Yoga for Health 2000: Conference Presentation

Melbourne Saturday, August 19, 2000

"The essence of the religious outlook is that religion should not be kept in a compartment by itself, but that it should be the ever-present guiding principle underlying the 'daily round', the 'common task'. So also is it possible to apply this principle of life in the daily round of one's activities without involving a loss of attention in those activities." - F.M. Alexander

The Alexander technique deals with how we use ourselves in our day to day activities. The term use in the Alexander work refers to all our mental & physical processes. When we misuse ourselves, we will suffer from one or more of the following symptoms as enumerated in Patanjali's Yoga Sutra: "mental discomfort, negative thinking, the inability to be at ease in different body postures & difficulty in controlling one's breath." I.31 (Desikatchar's translation).

The Alexander work does not offer a set of exercises to deal with this misuse and its accompanying symptoms.
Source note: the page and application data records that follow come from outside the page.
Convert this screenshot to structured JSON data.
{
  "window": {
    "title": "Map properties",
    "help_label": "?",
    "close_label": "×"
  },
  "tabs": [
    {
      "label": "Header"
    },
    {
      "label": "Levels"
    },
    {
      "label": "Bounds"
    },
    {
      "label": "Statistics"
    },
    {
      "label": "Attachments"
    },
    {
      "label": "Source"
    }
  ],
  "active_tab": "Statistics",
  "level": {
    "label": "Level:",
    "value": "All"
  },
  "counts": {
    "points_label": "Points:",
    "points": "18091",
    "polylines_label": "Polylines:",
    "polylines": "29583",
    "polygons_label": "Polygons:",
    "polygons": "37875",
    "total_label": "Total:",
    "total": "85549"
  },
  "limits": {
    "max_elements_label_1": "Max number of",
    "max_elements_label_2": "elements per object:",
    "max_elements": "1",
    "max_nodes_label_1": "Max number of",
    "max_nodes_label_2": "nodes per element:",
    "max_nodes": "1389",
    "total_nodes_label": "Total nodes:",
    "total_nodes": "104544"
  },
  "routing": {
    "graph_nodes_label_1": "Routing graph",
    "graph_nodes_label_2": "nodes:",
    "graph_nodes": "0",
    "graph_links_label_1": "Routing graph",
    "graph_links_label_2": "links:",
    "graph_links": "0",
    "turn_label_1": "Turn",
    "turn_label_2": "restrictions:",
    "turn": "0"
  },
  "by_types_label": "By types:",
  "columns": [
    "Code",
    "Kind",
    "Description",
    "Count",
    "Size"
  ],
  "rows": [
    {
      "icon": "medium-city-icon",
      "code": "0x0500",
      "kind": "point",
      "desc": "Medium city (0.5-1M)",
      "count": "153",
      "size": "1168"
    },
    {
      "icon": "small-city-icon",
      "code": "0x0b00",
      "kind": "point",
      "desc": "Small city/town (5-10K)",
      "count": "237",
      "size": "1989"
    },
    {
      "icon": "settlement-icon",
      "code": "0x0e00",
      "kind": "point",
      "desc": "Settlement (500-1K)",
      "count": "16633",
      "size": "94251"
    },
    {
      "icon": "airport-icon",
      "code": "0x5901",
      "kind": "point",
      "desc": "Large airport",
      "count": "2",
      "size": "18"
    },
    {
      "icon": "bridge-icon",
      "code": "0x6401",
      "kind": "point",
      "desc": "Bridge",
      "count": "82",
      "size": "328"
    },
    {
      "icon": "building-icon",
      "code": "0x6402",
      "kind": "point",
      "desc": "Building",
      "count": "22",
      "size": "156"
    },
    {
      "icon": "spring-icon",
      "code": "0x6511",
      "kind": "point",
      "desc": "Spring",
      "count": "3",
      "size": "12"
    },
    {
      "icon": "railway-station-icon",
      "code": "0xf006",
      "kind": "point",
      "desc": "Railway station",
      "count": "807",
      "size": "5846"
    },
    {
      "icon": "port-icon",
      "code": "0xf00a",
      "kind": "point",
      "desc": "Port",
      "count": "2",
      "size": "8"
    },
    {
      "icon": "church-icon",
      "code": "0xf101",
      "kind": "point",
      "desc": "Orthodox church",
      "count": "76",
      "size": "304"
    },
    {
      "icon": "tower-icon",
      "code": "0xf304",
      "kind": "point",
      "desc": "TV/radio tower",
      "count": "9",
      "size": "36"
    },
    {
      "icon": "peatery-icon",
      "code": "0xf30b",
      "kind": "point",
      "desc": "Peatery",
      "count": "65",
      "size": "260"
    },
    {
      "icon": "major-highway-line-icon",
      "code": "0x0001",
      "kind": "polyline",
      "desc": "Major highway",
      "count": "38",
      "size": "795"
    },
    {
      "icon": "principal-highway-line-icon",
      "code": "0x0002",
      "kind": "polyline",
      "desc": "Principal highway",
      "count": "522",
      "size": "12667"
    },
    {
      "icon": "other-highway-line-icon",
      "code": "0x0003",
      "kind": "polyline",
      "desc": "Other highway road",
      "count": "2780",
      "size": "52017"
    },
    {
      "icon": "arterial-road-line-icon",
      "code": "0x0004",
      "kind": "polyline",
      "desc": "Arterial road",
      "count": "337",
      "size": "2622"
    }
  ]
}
Rather we deal with the habitual unconscious habits and reactions, which create a state of suffering. Alexander insisted that his technique was better used to prevent rather than to cure. In this, we are dealing in the same territory as Patanjali. "Suffering that hasn't arisen should be avoided" 2.16 We have a store of vasana (memory traces) which account for behaviour which we call instinctive - subliminal impression (samskara) and subliminal intention (asaya). These unconscious instinctive reactions are with us for moment to moment. Alexander referred to them in the title of one of his books as The Universal Constant in Living. Our habits and actions of mind and body, from moment to moment create our state of mind and body.

In the Alexander work we work with very simple reactions. Most people get out of a chair dozens of times a day. Do you know how you do this act? A very common reaction is for people to create a strong contraction in their neck back and shoulders. In fact if you look carefully at almost any movement we may carry out, you will be likely to find excess work and strain in those activities. If you work in an office or other work place just notice in yourselves and others the amount of tension and collapse most people bring into their work. This constant repetition of bodily misuse over decades creates a host of ailments impacted seriously on physical and mental health. Not simply muscular aches and pains but life threatening diseases may result from such misuse
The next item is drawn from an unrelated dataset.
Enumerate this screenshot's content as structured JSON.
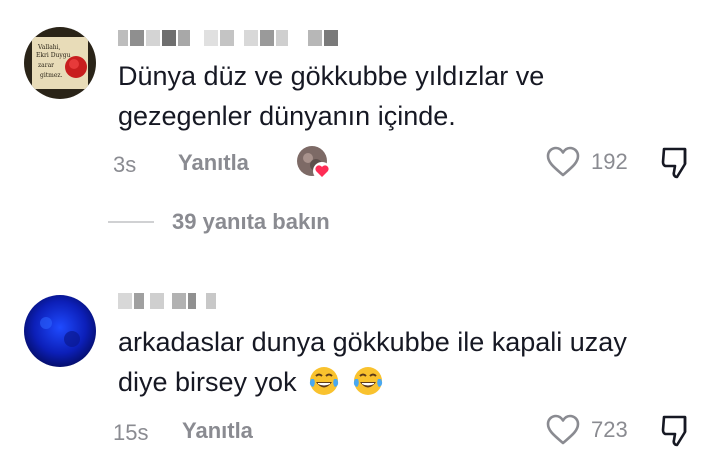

Just because we decide to do asanas, pranayama or meditation, does not mean that these habits suddenly disappear. Indeed because they are unconscious we are sure to bring them to these activities. People with sore backs will sit collapsed or rigidly upright in meditation (often alternating between these two postures. They have no choice - they have lost the ability to find a posture, which as Patanjali recommends is firm and comfortable (2.46). As we know the third limb of yoga is asana - which in the yoga sutra may well refer simply to our everyday use of our physical body, rather than a sequence of hatha yoga exercises. There is certainly no mention of such exercises by Patanjali.

I can be quite sure if someone comes to my yoga classes and tells me they suffer from neck pain, that they will tighten their neck as soon as they attempt the simplest movement - even if I specifically tell them not to do so. They have no choice - it is unconscious. In fact whatever pattern of misuse people bring to yoga classes, they will tend to accentuate in practicing asanas and pranayama. Often there is a pattern of diminishing returns, as people experience the many benefits of doing the postures, despite a level of misuse, and then gradually the impact of the misuse becomes more evident. In my experience it is very common for people who do a lot of hatha yoga to have tight necks and backs. They may be flexible, but of what use is flexibility at the expense of bodily ease and comfort? In my classes the emphasis is on coordination - how to move into postures without any excess tightening whilst moving the whole body in a way in which it is opening and expanding.